American Bar Association: Drop LSAT Law School Requirement
Some law schools have already moved away from the LSAT in favor of other standardized tests, but the ABA may soon drop testing requirements altogether.
- Some law schools may soon have the choice as to whether they want to require standardized tests.
- Currently, the LSAT is still required at the majority of law schools.
- Test-optional practices are becoming increasingly commonplace in college admissions.
Students may no longer need to take a standardized test to get into law school in the near future.
The Strategic Review Committee for the American Bar Association (ABA) offered recommendations late last month that would allow schools to decide whether they want to require a standardized test. Currently, all ABA-accredited schools require that applying students take either the Law School Admission Test (LSAT) or Graduate Record Examinations (GRE) for admittance.
Under this proposed change, schools may keep their current test requirements, institute their own test, or discard required tests entirely.
Whatever method a school decides to use, ABA said each school must clearly state what is required of prospective students.
Law schools would become the latest segment of higher education to join the test-optional movement. Many traditional colleges and universities have chosen to make general admissions tests like the SAT or ACT optional. Almost 80% of baccalaureate-granting institutions don't require tests.
Some law schools had already begun to stray from the LSAT in recent years.

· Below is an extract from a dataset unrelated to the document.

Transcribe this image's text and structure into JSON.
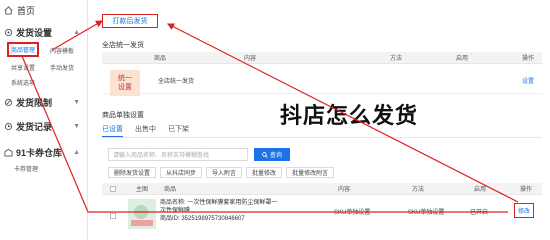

The University of Arizona College of Law made headlines in early 2016 when it decided to consider applicants who had taken the GRE in lieu of the LSAT. Other schools, including Concord Law School at Purdue University, have already opted to use a proprietary test that is shorter than the LSAT and can be taken online.
"Eliminating the requirement of a 'valid and reliable' admission test also eliminates some of the challenges inherent in determining which tests are in fact valid and reliable for law school admissions," the Strategic Review Committee wrote in its recommendation letter. "Although of course law schools must still show that their use of an admission test, should they choose to require one, is consistent with sound admission practices and procedures."
ABA approved amendments in 2018 that would have eliminated the test requirements. However, it backtracked on those changes after "considerable and organized opposition," according to the letter.
The Strategic Review Committee also noted that as of now, ABA is the only accreditor among law, medical, dental, pharmacy, business, and architecture school accreditors that requires an admission test.